Gov. Andrew Cuomo on Tuesday blasted the IRS for coming out new rules that undercut the state’s efforts to mitigate the impact of the federal tax law that capped at $10,000 the amount of state and local taxes that people can deduct on their federal return.
The changes in the 2017 tax law to the state and local tax deductions, referred to as SALT, has been a sore subject for Cuomo. The governor has alleged that the federal government was targeting high-tax, mostly Democrat leaning states with this tax plan change.
New York has sued the federal government over the change. Cuomo also has considered making a workaround to allow people to create charitable funds to pay their taxes, which can then receive a tax credit. However, the IRS issued new rules on Tuesday that prohibit those types of arrangements.
“The IRS should not be used as a political weapon,” he said in a news release. “The regulations promulgated today lack any basis in the law, upend decades of precedent without authorization from Congress, and target programs established by New York and other states to incentivize charitable contributions,” he said in a news release.
Cuomo also pointed out that New York sends $36 billion more to Washington, D.C. than it receives back.
When the SALT cap went into effect, Cuomo claimed that there was going to there was going to be as much as a 25-percent tax hike on residents and cause higher income residents to leave the state.
However, the Empire Center issued a report saying that most New Yorkers paid a lower federal tax bill because of the rate cut and the increase in the child care credit. Most of the impact was to the top 1% of income earners, who generate 40% of the state’s tax revenue.
Cuomo continues to blame the federal government for the fact that New York has high taxes, which is under state lawmakers’ control.
I also have an issue with him saying that the IRS should not be used as a political weapon.
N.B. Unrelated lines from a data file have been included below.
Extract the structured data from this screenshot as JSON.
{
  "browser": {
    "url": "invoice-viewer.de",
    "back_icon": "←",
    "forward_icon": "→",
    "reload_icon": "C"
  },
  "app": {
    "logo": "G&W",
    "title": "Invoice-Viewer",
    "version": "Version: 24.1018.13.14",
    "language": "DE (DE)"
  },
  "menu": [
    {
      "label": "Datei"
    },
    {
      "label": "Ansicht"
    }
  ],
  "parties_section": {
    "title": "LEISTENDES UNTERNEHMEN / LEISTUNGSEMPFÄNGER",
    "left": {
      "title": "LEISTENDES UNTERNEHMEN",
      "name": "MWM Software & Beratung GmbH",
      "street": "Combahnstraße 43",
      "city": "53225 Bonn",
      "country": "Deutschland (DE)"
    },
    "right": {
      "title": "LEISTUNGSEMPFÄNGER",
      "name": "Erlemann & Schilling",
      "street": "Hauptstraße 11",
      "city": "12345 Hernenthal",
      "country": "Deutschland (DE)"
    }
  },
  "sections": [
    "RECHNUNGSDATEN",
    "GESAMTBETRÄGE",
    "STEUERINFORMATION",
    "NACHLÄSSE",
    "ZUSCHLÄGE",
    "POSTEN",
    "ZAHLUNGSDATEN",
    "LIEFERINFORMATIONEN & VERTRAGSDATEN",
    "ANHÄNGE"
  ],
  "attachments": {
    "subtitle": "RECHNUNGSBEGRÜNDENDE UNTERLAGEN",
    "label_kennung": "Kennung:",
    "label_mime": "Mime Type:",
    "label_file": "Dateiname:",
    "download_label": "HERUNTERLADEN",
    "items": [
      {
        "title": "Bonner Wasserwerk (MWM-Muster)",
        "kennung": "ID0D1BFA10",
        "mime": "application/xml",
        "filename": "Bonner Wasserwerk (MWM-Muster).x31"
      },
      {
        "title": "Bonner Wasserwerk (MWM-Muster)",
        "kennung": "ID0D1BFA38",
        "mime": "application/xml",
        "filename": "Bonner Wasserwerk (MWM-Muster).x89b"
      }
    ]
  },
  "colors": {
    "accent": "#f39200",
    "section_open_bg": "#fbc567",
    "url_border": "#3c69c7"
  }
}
During the Obama administration, conservative groups claimed that their organizations were targeted for unfair scrutiny by the IRS.